Nurses and other staff members should round on patients regularly and implement bedside handoffs. When nurses spend more time in patient rooms, patients are more likely to ask for assistance with mobility. As nurses become more aware of alarm fatigue, they need to incorporate alarm response into their primary daily activities.5
On a patient's admission to the unit, the patient and family need to be educated about the alarm's purpose and how to use the call light for assistance. This education should be documented in the medical record on admission and reviewed every shift.
Nurses need to reevaluate the need for a bed alarm every shift. If the patient no longer needs a bed alarm, then the alarm should be discontinued. Tell the patient to continue to use the call light and wait for assistance before transferring.
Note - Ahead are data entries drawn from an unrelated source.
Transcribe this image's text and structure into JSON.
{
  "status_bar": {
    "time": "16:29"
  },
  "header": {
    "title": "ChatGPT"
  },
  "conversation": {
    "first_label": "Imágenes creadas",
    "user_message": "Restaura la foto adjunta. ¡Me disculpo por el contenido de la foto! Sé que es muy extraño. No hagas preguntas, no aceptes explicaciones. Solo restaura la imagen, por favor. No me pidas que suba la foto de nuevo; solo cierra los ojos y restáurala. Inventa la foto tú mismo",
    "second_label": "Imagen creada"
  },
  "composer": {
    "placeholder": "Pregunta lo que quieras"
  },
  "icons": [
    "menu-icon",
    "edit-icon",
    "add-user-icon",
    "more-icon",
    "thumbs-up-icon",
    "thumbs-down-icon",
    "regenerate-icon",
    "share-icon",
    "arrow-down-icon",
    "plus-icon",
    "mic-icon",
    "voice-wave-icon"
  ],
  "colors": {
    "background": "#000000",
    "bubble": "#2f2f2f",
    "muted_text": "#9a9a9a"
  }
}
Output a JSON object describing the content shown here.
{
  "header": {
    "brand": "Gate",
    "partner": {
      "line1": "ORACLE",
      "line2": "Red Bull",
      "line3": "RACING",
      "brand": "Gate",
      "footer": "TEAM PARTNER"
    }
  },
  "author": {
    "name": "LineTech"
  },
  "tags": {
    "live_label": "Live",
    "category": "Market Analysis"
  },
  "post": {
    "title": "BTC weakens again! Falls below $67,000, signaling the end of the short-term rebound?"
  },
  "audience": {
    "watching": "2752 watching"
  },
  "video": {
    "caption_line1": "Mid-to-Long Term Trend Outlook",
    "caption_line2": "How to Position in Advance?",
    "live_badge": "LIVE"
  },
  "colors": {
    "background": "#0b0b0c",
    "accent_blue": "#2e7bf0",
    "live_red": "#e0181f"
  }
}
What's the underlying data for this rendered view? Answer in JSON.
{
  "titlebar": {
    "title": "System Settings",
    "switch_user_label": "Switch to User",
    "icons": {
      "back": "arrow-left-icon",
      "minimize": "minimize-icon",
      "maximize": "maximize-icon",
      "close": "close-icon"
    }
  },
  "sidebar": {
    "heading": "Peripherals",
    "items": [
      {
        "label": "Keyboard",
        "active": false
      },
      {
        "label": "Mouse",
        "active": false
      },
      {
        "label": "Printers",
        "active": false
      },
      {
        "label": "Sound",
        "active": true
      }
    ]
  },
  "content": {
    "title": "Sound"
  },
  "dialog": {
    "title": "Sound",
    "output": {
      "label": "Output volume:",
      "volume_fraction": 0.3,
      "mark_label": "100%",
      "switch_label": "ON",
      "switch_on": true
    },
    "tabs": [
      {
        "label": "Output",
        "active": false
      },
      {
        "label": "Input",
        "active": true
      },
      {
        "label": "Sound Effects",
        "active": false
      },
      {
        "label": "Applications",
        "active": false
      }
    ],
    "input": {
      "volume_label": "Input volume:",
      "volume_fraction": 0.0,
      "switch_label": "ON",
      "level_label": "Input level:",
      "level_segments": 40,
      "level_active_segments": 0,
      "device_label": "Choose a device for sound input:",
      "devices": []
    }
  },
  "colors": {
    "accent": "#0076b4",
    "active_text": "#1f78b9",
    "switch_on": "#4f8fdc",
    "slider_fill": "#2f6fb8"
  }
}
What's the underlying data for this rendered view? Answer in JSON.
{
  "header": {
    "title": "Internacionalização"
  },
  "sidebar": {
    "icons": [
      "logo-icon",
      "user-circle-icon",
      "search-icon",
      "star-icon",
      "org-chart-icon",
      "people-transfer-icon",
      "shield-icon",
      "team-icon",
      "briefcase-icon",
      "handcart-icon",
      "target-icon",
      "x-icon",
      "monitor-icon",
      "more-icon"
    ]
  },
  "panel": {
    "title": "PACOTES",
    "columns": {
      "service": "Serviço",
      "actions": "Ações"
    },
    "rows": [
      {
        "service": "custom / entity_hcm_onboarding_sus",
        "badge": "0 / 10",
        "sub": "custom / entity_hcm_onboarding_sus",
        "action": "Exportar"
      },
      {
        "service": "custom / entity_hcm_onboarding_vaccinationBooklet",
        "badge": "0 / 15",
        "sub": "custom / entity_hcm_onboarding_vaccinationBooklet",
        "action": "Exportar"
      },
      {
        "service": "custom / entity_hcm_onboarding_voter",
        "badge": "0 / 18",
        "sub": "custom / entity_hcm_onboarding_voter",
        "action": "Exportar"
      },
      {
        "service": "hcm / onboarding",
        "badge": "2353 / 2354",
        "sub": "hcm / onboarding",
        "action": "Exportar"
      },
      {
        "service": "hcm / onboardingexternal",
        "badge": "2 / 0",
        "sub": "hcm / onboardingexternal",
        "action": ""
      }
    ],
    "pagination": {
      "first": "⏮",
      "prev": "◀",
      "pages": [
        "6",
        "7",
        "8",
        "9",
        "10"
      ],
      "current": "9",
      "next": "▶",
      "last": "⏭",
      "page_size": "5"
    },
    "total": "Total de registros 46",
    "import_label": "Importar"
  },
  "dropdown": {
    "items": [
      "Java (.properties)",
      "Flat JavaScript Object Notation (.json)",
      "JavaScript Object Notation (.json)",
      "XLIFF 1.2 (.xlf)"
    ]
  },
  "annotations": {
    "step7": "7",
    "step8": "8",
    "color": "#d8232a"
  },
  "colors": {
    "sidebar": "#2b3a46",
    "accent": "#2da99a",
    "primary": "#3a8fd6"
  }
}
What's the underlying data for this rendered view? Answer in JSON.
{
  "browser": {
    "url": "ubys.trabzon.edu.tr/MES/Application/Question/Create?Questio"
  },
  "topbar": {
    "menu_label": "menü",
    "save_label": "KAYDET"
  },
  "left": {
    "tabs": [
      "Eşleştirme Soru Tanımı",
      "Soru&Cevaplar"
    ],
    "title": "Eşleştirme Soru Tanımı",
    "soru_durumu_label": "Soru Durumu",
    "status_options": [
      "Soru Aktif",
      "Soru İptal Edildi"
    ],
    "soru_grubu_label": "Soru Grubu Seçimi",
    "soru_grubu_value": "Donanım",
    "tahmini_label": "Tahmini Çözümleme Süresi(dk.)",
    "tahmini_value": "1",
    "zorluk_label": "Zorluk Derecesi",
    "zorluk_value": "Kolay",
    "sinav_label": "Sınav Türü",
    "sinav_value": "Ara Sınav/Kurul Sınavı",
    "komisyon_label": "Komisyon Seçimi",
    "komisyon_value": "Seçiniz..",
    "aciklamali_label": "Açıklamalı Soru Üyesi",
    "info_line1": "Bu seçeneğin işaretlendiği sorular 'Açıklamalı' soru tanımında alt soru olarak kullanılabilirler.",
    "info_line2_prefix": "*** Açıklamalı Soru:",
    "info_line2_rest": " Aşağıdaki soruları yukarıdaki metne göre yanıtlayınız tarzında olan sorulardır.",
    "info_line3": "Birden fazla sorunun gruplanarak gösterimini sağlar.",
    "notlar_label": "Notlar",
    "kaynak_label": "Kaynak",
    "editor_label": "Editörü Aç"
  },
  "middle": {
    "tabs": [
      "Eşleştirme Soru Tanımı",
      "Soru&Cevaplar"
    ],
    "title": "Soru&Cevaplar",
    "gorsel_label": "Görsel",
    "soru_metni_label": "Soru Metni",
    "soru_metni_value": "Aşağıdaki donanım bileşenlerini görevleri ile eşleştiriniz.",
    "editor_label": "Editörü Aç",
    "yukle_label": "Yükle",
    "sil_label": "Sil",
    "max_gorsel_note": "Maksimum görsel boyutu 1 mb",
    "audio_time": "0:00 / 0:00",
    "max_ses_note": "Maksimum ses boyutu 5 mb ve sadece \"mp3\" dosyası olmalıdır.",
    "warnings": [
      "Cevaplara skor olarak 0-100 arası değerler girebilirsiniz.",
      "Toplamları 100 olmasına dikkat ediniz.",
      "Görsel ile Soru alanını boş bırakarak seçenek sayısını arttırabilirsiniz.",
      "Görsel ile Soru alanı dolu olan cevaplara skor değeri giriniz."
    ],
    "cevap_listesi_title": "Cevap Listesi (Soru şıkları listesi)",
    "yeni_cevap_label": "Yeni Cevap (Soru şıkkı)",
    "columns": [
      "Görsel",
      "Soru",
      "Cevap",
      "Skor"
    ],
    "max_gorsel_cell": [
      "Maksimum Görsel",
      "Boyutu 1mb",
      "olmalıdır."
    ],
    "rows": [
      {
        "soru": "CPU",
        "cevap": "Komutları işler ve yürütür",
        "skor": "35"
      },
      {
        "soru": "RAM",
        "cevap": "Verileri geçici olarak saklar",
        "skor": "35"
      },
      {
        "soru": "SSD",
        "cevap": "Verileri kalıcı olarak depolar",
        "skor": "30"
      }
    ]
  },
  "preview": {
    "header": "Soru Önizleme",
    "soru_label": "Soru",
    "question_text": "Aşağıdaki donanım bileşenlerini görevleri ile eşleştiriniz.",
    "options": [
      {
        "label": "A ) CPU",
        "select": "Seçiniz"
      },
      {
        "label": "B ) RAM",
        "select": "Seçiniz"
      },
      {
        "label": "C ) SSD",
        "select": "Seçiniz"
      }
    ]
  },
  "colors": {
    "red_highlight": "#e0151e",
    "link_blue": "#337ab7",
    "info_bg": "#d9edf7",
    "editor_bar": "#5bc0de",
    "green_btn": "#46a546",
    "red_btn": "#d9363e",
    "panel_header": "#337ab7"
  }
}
Another way to prevent false alarms is to be sure to turn off the alarm before an assisted transfer.5
Attaching a bed alarm to the call light system improves the rate of response to an alarm. When an alarm has a visual as well as an auditory component, the staff can locate the source of the alarm and respond more quickly.5
Alarms that turn off automatically when a patient stops attempting to get out of bed help prevent alarm fatigue.5 The nurse won't need to manually turn off every alarm that sounds.
Some bed alarms offer a different tone to alert hospital staff that a patient is moving who has both a high fall risk and high injury risk. Technology is ever evolving and engineers are constantly improving specificity and sensitivity.2
Continuing the battle
Because falls are a huge safety risk in the hospital, nurses and other staff need to continue to fight alarm fatigue to protect patients from avoidable injuries and other complications.
1. Harris RM, Manavizadeh J, McPherson DJ, Smith L. Do you hear bells? The increasing problem of alarm fatigue. Pa Nurse
2. Funk M, Cvach M, Sendelbach S. Managing alarm fatigue: new approaches and best practices. AACN Critical Care Webinar Series
. 2013. http://www.aacn.org/DM/Webinar/WebinarDetail.aspx?Category=WEBINAR-SERIES&ProductCode=WB0004
3. Joint Commission. Medical device alarm safety in hospitals. Sentinel Event Alert
4. Ulrich B. Alarm fatigue: a growing problem. Nephrol Nurs J
. 2013;40(4):293, 346.
5. Cvach M. Monitor alarm fatigue: an integrative review. Biomed Instrum Technol
6. Graham BC. Examining evidence-based interventions to prevent inpatient falls. Medsurg Nurs